The Alaska Range is located ~500 km inland from the North American-Pacific plate boundary and is intimately related to the transpressive Denali fault system. Understanding the tectonics of southern Alaska and the Alaska Range offers insight into geologic processes inland of a subduction zone, such as the effects of plate motion changes, far-field effects, the partition of strain along a curved inland boundary, terrane accretion, and subduction of a buoyant slab (Yakutat microplate).
A previous study that combined apatite fission-track data from the central Alaska Range along with regional geological constraints indicated that the onset of uplift and denudation that resulted in the formation of the range was ~5–6 Ma and was related to a change in relative plate motion between the North American and Pacific plates (Fitzgerald, et al, 1995). By implication it was suggested that the formation of the entire Alaska Range was related to this plate motion change and thus occurred at about the same time.
This presentation summarizes past and recent preliminary low-temperature thermochronology (more work is planned) and paleoclimate results that point to a diverse exhumation pattern along the trend of the Alaska Range. Fission track data from the Tordillo Mountains in the western Alaska Range, suggests a period of rapid cooling at ~25 Ma with a latter period (~6 Ma) at about the same time as the central Alaska Range. In the eastern Alaska Range, 40Ar/39Ar multi-domain K-spar data from the Hayes Range show evidence of the exhumation of a proto eastern Alaska Range between 19 Ma and 9 Ma, whereas preliminary apatite fission track and (U-Th)/He data from the same region suggest rapid exhumation (~1.5–2 mm/yr) post ~1.4 Ma. These ages are consistent with regional changes in paleoclimate and depositional environments.

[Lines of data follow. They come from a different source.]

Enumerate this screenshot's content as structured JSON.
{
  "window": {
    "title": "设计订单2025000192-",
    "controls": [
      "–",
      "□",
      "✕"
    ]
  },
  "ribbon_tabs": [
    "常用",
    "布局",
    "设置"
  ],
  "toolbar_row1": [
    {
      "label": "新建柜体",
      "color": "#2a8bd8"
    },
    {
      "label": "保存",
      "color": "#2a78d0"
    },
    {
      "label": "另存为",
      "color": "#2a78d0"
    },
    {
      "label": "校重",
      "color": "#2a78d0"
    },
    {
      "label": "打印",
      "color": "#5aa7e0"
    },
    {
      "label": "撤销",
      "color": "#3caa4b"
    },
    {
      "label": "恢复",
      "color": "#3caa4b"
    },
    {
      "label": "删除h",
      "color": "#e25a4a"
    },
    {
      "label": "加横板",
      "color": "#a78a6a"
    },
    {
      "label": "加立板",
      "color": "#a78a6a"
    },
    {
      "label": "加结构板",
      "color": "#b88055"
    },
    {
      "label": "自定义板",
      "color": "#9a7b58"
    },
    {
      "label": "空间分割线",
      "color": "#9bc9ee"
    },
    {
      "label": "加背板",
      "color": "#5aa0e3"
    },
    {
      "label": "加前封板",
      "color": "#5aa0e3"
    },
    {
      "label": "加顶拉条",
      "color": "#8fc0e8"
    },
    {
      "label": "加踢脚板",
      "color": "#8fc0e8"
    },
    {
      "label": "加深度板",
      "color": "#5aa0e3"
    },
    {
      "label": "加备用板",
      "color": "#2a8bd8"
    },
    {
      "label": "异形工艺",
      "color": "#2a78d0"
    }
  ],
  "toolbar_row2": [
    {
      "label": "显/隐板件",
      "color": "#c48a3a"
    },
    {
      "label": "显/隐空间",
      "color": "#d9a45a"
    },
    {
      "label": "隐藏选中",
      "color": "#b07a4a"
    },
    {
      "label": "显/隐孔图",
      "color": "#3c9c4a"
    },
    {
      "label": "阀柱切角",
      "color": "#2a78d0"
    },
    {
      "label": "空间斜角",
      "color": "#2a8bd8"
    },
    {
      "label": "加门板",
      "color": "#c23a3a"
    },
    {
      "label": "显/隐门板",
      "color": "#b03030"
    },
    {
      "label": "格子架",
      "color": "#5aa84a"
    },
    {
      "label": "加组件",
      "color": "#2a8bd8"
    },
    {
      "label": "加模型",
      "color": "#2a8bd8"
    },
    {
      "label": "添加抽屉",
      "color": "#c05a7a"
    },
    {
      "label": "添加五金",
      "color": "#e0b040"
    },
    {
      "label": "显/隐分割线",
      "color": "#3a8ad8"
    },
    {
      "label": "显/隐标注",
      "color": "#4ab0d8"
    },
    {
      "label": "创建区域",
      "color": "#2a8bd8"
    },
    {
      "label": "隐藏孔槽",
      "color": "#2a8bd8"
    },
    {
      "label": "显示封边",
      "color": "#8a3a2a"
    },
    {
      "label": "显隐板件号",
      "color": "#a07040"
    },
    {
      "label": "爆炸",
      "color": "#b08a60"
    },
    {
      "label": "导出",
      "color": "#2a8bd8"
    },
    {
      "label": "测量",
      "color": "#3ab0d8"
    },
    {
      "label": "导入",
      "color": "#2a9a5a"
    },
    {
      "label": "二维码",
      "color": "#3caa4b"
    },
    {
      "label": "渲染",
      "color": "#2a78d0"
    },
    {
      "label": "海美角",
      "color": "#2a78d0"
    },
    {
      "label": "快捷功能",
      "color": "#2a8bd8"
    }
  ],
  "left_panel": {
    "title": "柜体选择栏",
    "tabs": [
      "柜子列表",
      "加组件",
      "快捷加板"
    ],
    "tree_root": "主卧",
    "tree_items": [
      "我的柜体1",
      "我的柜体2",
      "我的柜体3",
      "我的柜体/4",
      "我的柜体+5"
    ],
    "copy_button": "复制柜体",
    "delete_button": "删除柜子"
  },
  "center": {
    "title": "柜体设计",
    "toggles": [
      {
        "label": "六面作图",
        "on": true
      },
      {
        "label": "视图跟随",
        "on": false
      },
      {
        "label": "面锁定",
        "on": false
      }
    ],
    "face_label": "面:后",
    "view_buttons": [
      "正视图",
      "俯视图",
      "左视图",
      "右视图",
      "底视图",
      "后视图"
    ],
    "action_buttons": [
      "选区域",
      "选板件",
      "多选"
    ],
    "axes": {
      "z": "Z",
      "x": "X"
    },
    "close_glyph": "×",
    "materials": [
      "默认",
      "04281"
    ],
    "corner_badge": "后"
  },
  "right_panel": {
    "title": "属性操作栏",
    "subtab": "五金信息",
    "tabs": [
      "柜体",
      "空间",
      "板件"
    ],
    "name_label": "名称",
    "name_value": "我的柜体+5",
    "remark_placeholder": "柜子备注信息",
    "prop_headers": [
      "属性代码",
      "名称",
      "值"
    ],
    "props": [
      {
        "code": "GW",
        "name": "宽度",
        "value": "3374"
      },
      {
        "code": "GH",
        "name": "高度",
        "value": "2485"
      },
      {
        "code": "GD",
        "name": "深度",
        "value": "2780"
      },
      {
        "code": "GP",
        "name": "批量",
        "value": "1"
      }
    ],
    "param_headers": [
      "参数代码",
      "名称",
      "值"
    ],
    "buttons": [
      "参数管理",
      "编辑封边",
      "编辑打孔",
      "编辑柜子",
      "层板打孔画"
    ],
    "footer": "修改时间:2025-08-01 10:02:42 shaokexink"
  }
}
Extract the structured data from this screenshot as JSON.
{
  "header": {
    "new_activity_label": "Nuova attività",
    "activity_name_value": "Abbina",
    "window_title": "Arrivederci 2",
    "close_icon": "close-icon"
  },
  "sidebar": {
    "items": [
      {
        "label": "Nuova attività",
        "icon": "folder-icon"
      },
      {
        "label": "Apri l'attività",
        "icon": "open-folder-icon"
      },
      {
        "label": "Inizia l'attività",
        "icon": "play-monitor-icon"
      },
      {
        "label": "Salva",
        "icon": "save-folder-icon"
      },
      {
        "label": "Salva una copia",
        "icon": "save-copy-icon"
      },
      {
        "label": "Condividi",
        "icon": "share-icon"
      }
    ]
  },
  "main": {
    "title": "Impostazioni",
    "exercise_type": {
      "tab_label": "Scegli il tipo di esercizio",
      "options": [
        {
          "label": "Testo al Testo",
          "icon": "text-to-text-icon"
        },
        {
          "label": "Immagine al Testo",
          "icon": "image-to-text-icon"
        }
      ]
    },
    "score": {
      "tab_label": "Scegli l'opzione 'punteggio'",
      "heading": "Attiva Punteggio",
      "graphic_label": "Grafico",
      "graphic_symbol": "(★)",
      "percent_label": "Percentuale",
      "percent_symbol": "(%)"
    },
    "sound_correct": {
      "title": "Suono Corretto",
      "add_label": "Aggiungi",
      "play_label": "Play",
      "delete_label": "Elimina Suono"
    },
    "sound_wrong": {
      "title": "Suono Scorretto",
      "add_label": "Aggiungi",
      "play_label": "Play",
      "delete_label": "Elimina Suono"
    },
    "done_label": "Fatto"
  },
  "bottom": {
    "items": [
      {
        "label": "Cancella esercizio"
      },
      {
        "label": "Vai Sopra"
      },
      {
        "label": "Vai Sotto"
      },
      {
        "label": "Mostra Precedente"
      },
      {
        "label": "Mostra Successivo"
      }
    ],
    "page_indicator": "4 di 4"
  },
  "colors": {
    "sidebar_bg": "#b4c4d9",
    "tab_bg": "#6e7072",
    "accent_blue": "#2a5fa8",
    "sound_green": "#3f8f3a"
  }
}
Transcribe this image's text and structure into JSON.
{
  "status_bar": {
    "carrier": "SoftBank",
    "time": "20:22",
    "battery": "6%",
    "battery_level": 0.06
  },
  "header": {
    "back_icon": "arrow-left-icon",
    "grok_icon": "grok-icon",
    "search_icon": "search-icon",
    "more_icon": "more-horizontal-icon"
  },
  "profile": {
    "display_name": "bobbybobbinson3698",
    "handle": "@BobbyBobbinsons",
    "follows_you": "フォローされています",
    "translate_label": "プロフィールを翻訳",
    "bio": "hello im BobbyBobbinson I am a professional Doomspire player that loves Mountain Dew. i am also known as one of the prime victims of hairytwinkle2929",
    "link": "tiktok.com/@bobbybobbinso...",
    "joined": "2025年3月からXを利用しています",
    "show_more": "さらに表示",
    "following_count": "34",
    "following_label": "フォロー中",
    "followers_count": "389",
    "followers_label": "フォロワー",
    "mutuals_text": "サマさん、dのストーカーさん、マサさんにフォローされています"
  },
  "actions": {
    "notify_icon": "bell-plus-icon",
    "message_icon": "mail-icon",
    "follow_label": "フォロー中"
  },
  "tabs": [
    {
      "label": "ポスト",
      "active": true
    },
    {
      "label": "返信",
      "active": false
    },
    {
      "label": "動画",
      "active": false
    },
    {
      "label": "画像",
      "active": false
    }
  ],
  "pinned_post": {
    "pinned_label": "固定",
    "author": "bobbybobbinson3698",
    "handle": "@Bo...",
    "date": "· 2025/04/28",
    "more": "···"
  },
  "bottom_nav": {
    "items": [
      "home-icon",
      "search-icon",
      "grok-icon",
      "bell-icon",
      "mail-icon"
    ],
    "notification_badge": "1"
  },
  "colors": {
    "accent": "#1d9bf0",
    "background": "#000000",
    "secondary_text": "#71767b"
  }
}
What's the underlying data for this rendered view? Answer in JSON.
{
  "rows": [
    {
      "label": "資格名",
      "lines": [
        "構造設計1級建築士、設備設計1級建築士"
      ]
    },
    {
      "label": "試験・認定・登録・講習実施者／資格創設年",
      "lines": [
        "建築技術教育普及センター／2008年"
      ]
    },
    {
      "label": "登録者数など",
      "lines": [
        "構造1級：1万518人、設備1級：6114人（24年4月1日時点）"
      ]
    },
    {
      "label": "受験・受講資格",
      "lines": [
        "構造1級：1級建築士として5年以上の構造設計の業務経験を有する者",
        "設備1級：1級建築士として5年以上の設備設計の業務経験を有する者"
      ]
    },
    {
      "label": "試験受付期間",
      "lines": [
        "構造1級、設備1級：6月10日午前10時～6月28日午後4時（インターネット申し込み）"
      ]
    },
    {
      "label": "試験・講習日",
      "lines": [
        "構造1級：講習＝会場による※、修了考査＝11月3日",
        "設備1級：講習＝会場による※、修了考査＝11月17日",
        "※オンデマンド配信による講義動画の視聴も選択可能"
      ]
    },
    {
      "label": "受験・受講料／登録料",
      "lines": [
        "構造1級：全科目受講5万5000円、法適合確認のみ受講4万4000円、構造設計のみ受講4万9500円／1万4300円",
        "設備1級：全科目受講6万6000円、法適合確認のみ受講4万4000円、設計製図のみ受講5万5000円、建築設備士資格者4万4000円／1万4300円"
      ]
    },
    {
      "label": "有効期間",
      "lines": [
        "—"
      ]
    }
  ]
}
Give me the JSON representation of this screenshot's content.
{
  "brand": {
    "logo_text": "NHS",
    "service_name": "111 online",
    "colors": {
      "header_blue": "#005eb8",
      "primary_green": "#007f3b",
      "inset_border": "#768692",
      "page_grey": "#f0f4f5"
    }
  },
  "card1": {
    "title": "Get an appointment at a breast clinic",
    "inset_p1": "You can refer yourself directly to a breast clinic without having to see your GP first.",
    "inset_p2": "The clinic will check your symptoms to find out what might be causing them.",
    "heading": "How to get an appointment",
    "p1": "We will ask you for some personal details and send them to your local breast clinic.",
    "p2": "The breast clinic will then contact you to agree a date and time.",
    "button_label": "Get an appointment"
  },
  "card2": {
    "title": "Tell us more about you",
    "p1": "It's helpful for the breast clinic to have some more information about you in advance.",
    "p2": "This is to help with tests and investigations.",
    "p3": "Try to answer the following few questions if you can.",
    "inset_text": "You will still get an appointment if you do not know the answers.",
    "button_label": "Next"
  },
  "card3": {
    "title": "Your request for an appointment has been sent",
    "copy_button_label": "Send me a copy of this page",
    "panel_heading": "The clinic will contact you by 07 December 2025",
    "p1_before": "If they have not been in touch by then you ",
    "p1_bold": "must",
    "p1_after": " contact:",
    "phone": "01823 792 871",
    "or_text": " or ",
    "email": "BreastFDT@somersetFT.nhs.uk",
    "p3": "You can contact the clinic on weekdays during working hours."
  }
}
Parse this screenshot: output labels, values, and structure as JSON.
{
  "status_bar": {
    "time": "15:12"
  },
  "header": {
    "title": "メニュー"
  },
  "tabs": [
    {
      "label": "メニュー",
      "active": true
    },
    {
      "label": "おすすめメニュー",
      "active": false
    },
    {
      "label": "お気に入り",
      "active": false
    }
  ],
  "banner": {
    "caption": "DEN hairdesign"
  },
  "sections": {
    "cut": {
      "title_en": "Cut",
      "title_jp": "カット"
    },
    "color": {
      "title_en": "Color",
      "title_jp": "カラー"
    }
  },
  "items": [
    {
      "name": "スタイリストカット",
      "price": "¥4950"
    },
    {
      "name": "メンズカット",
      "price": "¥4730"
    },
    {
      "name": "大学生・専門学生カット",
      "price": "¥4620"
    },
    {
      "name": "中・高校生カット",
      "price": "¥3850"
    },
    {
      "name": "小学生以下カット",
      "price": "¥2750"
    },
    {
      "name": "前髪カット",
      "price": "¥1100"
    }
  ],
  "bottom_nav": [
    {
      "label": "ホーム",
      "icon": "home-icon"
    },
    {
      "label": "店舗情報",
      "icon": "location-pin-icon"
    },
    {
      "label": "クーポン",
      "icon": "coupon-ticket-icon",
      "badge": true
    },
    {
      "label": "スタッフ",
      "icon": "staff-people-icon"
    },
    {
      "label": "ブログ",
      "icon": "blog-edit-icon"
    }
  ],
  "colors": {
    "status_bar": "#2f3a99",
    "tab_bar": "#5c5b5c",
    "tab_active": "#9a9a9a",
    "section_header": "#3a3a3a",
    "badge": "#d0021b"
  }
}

Recent passive seismic imaging of the buoyant Yakutat slab suggests that collision and subsequent underplating of the Yakutat slab likely contributed to the initiation of uplift within the central Alaska Range (Eberhardt-Phillips et al., 2006). The buoyant Yakutat slab has not been detected under most of the eastern Alaska Range (east of 148°W) (Rossi, et al, 2006). This, coupled with other results on: 1) Crustal thickness variations across major faults in Alaska 2) The nature and timing of the Yakutat microplate collision 3) Underplating of thicker crust 4) A re-evaluation of the timing of plate motion change (~8 Ma) based on global plate circuit reconstruction (Stock and Atwater, 1998) 5) The effects of climate change on mountain erosion and corresponding relief generating isostatic response, all point toward a combination of tectonic mechanisms and climate responsible for the variations in uplift and exhumation along the Alaska Range that is far more spatially, and temporally variable than previously thought.
Exhumation of the Tordillo Mountains (western Alaska Range) and the proto eastern Alaska Range may be related to the initial collision of the Yakutat microplate. Uplift and exhumation of the neo Tordillo Mountains and the central Alaska Range before the neo eastern Alaska Range may be related to the underplating of the Yakutat microplate, which has shifted northeast through time as a result of changes in plate motion leading to a pattern of “drifting exhumation.” Impingement of thick (Wrangellian) crust against thinner (Yukon-Tanana) crust north of the Hines Creek fault branch of the Denali Fault system, as the southern Alaska block moved NW as a result of the Yakutat microplate subduction may play a role in the development of the current high topography expressed in the eastern Alaska Range. Pliocene cooling in interior Alaska, independent of local tectonics that caused increased glacial erosion in valleys may have also have resulted in increased peak height in the Alaska Range due to the isostatic response.
Acknowledgments and Associated Footnotes
Copyright © 2014 by the Alaska Geological Society